(Page and application data records)
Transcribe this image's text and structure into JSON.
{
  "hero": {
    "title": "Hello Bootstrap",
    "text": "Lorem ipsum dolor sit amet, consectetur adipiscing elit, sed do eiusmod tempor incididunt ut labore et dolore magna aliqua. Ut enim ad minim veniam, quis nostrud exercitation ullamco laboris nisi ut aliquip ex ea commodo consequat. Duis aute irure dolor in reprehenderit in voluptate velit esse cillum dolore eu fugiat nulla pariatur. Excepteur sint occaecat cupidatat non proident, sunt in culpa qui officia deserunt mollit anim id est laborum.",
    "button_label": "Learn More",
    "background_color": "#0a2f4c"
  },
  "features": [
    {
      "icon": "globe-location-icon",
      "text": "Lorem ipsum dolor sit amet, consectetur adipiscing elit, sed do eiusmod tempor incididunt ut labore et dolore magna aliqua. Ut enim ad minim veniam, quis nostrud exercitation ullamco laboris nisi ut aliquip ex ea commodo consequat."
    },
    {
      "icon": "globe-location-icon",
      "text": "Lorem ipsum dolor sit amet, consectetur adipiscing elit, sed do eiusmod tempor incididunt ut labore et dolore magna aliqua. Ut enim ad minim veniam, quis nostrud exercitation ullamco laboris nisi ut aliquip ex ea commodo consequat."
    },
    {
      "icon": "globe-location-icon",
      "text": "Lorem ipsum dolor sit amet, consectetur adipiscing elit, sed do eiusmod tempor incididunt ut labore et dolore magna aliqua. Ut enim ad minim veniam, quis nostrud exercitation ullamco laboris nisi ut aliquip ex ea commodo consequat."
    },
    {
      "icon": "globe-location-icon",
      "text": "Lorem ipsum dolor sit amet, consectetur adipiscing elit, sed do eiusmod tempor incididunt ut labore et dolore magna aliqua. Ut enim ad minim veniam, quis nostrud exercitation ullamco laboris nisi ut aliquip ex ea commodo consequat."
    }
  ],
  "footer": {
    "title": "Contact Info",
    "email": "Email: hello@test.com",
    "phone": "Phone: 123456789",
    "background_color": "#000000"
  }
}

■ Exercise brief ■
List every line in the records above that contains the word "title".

■ Solution to this task ■
    "title": "Hello Bootstrap",
    "title": "Contact Info",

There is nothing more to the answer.